March 26, 2015

now-hiringThere is nothing more frustrating than doing a lot of work and spending time and energy on tasks that are either undervalued or outright dismissed. It is even more demotivating when your work is thwarted by individuals who have less experience and expertise than you in a particular domain. Unfortunately I see this all of the time as it related to the hiring process. Oftentimes when talking with decision makers, I’ll come across someone who wields a good deal of power and influence within an organization, and many times, they use it to influence the hiring process as well. The down side is that too often this person is not well versed in selection methods and really has no idea what they are doing (to be perfectly honest) when it comes to hiring top talent.

Although I have heard LOTS of terrible ideas about how to go about hiring I am still always amazed at what some people think are good selection practices. It ranges from never hiring a candidate with a limp handshake to insights about what it means when a candidate wears brown shoes with a black suit. The common theme to these discussions is that the hiring managers are not focusing on the knowledge, skills, and abilities needed for successful job performance. You would be amazed at some of the things I hear on a rather consistent basis. Below is a summary of the common challenges and mistakes we most often hear from organizations.

  1. Resume Reviews – One of the biggest areas of frustration is when we (as HR practitioners) define the basic and minimum qualifications, develop the tools, and execute the selection process (e.g., application, phone screen, testing, etc.) just to have a hiring manager request that we send them ALL of the resumes so that they can “pick” who they want to interview. Not only are resume reviews unreliable but this type of request ignores all of the good work we have done so far screening candidates.
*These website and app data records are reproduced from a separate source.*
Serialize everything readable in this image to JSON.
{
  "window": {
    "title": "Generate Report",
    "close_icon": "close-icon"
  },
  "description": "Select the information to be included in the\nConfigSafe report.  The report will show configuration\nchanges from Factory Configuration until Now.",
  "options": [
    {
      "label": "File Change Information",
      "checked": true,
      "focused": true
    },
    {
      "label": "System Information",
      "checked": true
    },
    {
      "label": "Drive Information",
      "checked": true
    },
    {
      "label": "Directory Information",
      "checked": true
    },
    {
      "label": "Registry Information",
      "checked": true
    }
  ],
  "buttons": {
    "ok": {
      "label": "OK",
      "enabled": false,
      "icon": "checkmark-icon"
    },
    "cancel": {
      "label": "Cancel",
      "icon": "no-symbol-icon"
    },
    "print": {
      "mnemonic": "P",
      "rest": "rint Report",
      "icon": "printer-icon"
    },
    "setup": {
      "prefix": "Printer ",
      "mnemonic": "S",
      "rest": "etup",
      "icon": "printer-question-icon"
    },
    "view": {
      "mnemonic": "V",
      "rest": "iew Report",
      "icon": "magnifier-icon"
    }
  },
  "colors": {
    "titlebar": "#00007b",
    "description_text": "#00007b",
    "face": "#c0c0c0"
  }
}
  2. Picking the “Best” – I think we have all, at one point or another, felt the pressure to fill a position quickly as opposed to filling it with the right person. Hiring managers sometimes request that we hire the “best” candidate in the current pool while ignoring whether or not the candidate is actually the right fit for the job. Remember that just because you have candidates in your pipeline doesn’t mean they are “qualified candidates”.

  3. Referrals – Oh the almighty referral! HR Practitioners have come to hate referrals because too many times we are forced to hire the referred candidate based on their relationship with a member of the organization. Think about when the referral comes from the C-Level. We might as well throw up our hands and send an offer letter just because we are fed up fighting for consistent hiring processes. Why is it that we like to believe a candidate is immediately hire-able if they were referred by another member of the organization? Don’t get me wrong, referrals are a great way to increase your candidate pipeline. However they are a terrible way to hire if you are simply taking someone at their word that this is a good candidate. Referrals need to go through the same steps in the hiring processes as all other candidates.

Long story short, my guidance is to do whatever you can to ensure that the tail is not wagging the dog. As selection practitioners we need to educate the decision makers who have influence over the hiring process about best practices when it comes to hiring. Keeping those people involved in the process is important but we also need to ensure they aren’t driving the process. If they are driving it, then they are simply viewing the recruiters as administrative assistants. We need to consult with the decision makers to display the value we bring to the hiring process. We need their input, for sure, because they are experts in their fields and we need their input on those technical skills needed for successful job performance. But we need to remind them that WE are the selection experts.

The Ultimate Hiring Manager’s Guide

Paul Glatzhofer Paul Glatzhofer is the VP of Talent Solutions based in the Pittsburgh office of PSI Services LLC. He works primarily with organizations that are implementing global assessment and development systems at the leadership level. Paul’s work includes leadership development, leadership skills training, coaching, leadership and executive selection, turnover and ROI analysis, and ongoing feedback development.